Assignment: Scan the entries for lines with "chevron" and say how many there are, with nothing more.

Entries provided:
━━━━━━━━━━━━━━━━━━━━━━━━━━━━━━

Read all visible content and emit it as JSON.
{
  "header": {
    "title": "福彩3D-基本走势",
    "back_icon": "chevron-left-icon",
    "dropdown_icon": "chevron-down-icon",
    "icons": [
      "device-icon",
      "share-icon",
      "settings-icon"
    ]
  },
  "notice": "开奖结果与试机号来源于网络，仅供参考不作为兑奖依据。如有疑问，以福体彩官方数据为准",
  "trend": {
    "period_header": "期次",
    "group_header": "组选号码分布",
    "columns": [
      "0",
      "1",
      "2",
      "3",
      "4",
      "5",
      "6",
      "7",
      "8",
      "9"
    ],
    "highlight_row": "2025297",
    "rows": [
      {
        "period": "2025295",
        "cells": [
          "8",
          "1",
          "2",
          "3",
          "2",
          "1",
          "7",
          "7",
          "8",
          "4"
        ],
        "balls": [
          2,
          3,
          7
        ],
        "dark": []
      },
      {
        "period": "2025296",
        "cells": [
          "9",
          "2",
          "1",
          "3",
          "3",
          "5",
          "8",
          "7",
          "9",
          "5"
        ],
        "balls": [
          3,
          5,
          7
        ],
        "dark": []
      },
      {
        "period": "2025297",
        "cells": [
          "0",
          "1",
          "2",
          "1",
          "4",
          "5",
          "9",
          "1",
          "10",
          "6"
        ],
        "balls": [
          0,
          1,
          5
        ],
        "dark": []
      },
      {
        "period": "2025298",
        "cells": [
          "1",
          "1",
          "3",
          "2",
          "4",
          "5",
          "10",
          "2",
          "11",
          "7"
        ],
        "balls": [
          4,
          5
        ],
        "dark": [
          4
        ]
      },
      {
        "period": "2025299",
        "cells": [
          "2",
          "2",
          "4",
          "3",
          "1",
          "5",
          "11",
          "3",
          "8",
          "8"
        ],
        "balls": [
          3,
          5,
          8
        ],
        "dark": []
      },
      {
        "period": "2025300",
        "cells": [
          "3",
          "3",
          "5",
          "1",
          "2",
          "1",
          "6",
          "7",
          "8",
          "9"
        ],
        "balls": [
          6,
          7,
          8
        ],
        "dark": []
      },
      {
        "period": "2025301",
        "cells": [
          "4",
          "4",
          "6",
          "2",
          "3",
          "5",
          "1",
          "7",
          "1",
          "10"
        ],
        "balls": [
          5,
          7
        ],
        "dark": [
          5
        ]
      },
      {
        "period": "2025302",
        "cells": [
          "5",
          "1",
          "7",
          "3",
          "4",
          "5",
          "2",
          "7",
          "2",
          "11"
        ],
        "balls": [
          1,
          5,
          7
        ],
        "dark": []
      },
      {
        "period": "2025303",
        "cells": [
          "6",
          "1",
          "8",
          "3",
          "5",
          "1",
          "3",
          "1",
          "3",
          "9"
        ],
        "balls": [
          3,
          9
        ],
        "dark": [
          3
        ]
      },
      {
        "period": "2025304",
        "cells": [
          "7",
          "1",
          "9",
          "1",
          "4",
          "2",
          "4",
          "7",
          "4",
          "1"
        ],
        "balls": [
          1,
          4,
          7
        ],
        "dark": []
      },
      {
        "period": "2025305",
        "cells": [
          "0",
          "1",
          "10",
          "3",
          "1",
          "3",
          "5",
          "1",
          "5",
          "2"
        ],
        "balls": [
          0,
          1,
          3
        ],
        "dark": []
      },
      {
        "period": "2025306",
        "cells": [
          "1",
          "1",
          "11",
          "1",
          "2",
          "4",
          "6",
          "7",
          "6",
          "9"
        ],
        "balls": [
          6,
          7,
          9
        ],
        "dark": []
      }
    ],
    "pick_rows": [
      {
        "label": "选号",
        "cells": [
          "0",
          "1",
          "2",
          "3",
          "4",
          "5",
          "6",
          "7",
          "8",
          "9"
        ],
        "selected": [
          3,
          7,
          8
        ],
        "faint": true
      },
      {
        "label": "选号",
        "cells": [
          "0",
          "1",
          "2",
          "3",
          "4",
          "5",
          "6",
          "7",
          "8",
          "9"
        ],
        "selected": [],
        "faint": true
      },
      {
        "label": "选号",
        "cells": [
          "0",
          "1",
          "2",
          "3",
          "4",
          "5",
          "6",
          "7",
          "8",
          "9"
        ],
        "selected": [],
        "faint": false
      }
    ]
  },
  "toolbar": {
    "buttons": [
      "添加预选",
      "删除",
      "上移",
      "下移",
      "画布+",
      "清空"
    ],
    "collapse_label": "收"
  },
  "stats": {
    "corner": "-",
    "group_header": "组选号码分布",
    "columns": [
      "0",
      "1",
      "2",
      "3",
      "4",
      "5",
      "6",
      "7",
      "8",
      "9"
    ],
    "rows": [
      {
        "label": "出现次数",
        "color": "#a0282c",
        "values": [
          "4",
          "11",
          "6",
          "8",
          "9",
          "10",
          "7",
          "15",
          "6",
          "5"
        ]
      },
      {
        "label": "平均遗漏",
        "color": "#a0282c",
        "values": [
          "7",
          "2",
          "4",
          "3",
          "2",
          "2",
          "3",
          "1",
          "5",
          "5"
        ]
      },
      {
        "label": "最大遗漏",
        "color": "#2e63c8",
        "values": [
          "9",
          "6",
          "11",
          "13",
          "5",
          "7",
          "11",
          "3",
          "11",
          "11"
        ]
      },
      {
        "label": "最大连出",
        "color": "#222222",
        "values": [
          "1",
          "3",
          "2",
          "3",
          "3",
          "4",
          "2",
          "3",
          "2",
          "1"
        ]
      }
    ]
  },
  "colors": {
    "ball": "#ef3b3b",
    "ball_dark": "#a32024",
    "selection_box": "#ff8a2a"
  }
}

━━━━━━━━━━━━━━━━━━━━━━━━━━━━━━

Result: 2